News

Concealed carry, crime, Texas and N.C.

With the North Carolina legislature considering a bill to do away with permits for carrying concealed handguns under most circumstances, it’s worth looking at one of the central claims of its proponents.

Namely, that concealed carry may deter crime by making criminals unsure who may have a gun and be ready to defend themselves and others.

Here’s what a Texas A&M researcher found in a study two years ago, when the Texas legislature opened state university campuses to concealed carry: No demonstrable correlation.

The study published in the Journal of Criminology looked at the connection between crime rates and concealed handgun permits for each county in Michigan, Pennsylvania, Florida and Texas.

Researchers used two sources of data from 1998 to 2010: concealed handgun license information and arrest data from Uniform Crime Reports, which the FBI compiles nationwide to gauge arrests for serious crimes including homicide, rape, robbery, aggravated assault, burglary, theft and arson.

Overall, they found no connection between allowing concealed weapons and crime rates, which are trending downward nationwide.

“The idea that concealed handguns lead to less crime is at the center of much firearms legislation, but the science behind that conclusion has been murky,” said study lead Charles D. Phillips, an emeritus regents professor at the Texas A&M Health Science Center School of Public Health, in a statement. “The results have been so inconclusive that the National Academy of Sciences in 2004 called for a new approaches to studying the issue, which is what we’ve done with this research.”

Read the whole study here.

2 Comments


  1. RealityBites

    June 21, 2017 at 7:15 pm

    I did the same study on my own. While the correlation coefficient was almost zero for the overall violent per capita crime rates…in states which had fewer Gun restrictions the per capita homicide and armed robbery rates were lower, but the per capita Burglary rate was higher. In states with strict gun control laws..the opposite was true. However: the correlation coefficients were so low as to demonstrate almost zero correlation. (In other words: Gun Control Laws won’t make much of a difference).

    A far higher correlation is between race and different per capita crime rates. I suspect that the real cause for this is poverty, and people of like races living in similar geographical areas, and people who are poor and of a particular race tend to look at the Drug Trade as a quick solution to their poverty.

    In short: legalize all drugs and the per capita homicide rate will plummet. (Though Burglaries and Armed Robberies will go up: because another avenue for social mobility has been closed off)

  2. Tony Perez

    June 22, 2017 at 3:03 am

    Fascinating how a study two years ago could be done when campus carry in Texas state universities was not legal until January 1, 2016, LESS than 2 years ago.

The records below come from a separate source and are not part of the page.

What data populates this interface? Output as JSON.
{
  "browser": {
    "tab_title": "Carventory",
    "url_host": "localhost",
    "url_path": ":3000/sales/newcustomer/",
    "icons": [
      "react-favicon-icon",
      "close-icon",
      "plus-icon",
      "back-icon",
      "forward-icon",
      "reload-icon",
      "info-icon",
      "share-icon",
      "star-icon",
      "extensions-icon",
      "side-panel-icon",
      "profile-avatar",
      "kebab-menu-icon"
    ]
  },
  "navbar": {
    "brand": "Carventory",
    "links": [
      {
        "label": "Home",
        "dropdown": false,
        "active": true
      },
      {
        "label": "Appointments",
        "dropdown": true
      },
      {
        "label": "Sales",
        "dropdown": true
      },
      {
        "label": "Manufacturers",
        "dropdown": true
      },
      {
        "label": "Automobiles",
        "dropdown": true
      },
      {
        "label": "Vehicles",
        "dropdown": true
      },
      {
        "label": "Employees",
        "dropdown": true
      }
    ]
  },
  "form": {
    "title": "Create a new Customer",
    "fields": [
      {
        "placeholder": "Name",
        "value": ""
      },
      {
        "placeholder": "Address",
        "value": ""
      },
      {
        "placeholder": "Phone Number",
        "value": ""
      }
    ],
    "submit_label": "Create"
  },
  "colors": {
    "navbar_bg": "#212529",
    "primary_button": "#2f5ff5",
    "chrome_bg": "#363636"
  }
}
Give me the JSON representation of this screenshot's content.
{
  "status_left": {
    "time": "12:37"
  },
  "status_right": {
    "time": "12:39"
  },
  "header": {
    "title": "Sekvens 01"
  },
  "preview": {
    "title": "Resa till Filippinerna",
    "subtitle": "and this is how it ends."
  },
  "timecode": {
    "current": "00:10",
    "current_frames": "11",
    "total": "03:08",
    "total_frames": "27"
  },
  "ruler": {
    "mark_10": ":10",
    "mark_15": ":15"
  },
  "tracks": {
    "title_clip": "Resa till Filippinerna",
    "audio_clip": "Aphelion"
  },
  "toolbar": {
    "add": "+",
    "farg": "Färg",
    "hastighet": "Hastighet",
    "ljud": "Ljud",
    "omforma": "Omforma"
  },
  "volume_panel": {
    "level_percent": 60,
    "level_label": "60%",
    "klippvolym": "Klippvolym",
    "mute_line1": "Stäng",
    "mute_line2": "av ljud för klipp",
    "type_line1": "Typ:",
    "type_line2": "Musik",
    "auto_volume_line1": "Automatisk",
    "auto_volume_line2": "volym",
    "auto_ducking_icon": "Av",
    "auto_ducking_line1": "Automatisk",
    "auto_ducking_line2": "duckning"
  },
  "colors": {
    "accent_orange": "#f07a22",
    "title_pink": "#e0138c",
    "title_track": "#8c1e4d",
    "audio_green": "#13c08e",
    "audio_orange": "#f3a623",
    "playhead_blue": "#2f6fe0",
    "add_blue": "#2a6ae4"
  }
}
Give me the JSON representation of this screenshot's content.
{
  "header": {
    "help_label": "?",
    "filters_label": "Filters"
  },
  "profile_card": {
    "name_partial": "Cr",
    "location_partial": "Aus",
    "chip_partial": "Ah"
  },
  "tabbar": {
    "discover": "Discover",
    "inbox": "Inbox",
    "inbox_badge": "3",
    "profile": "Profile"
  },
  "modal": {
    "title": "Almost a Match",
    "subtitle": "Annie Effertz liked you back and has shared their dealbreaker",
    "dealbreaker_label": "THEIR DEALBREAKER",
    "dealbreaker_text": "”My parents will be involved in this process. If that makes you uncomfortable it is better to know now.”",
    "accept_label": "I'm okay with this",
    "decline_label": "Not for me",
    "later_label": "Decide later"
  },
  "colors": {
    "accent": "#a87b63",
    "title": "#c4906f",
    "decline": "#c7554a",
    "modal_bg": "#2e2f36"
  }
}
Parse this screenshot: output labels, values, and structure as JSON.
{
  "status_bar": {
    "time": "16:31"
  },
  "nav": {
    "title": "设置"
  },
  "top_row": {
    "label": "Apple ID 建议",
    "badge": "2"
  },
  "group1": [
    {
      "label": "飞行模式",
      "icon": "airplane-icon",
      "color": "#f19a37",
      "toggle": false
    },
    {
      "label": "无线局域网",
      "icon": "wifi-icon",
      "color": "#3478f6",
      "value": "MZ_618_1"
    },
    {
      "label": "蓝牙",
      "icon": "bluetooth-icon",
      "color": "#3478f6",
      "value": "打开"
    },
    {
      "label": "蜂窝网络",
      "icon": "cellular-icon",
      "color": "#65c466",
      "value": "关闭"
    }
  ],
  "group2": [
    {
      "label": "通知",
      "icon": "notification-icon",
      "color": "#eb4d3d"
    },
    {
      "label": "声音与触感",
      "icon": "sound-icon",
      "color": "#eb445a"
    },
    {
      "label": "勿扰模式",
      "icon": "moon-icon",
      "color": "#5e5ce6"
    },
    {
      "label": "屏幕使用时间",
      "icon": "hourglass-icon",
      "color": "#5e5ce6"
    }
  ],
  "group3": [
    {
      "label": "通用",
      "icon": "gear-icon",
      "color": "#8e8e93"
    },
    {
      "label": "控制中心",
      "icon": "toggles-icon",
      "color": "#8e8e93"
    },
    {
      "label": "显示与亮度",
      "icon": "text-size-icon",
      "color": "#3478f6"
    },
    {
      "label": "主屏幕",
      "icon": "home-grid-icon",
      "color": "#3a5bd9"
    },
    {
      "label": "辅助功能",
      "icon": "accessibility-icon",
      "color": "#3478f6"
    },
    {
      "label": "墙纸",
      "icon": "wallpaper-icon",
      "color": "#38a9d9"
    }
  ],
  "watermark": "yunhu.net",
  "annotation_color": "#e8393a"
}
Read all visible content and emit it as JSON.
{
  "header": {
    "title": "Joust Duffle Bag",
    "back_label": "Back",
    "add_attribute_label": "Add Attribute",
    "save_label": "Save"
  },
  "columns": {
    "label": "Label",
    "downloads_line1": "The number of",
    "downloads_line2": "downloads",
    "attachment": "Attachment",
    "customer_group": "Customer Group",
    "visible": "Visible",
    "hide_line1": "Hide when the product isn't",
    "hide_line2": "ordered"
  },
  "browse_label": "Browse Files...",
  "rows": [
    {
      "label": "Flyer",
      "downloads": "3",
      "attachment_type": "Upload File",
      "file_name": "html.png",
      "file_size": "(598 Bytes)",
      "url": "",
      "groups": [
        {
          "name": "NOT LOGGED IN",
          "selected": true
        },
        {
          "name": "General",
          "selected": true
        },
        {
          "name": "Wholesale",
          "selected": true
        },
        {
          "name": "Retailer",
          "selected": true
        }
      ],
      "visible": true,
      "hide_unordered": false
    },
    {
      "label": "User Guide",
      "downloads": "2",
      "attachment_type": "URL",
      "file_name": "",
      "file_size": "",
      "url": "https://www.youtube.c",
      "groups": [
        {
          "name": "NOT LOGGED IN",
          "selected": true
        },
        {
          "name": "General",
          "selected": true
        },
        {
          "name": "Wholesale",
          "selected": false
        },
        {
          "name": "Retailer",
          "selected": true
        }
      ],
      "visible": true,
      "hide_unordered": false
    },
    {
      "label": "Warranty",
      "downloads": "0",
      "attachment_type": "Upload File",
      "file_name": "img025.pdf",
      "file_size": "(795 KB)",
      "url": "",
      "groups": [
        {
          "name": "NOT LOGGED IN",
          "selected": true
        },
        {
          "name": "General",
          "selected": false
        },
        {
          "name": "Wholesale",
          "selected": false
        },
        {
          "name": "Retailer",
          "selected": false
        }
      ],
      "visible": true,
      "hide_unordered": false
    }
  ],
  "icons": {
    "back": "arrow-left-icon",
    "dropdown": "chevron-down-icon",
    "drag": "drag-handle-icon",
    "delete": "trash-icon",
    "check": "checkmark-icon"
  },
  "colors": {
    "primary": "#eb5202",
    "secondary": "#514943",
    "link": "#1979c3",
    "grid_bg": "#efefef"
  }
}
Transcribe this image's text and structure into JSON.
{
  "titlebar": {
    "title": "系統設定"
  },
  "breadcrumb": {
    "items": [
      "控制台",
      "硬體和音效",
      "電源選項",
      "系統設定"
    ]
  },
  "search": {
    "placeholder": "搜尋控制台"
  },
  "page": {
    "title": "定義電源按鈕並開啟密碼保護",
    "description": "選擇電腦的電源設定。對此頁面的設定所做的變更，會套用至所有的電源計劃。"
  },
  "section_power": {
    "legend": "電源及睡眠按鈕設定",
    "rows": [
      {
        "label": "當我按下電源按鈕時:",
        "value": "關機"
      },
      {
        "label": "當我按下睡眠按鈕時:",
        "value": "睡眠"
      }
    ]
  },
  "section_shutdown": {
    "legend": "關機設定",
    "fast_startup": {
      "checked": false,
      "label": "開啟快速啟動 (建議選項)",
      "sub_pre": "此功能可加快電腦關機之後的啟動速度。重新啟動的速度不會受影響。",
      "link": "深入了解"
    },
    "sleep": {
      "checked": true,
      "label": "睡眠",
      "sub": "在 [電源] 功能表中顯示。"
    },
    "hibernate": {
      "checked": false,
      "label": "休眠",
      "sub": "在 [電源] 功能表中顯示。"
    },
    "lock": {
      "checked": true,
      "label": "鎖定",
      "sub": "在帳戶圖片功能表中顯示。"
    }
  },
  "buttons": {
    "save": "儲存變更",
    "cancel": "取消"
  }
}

Check Also

Who are the UNC Board of Governors task forces? We’d love to tell you.

If you’ve been following our coverage of the ...

Top Stories from NCPW

  • News
  • Commentary

Two groups seeking state contracts to run struggling North Carolina schools have professional ties t [...]

North Carolinians will lose their “precious right to vote,” as U.S. Supreme Court Justice Ruth Bader [...]

Saturday nights at the 311 Motor Speedway in rural Pine Hall smell of fast food and fuel. Wooden ble [...]

Cornelius Redfearn, principal at Durham’s Glenn Elementary, said Tuesday night that the looming unce [...]

The post NCAA Legitimacy Deflated appeared first on NC Policy Watch. [...]

There are lots of reasons for people to get off of the sidelines and commit themselves to new and su [...]

4---number of days since The Trump administration announced its decision to halt cost-sharing subsid [...]

Hypocrisy in politics is hardly a new phenomenon but rarely is it as boldly on display as it was las [...]

Featured | Special Projects

NC Budget 2017
The maze of the NC Budget is complex. Follow the stories to follow the money.
Read more


NC Redistricting 2017
New map, new districts, new lawmakers. Here’s what you need to know about gerrymandering in NC.
Read more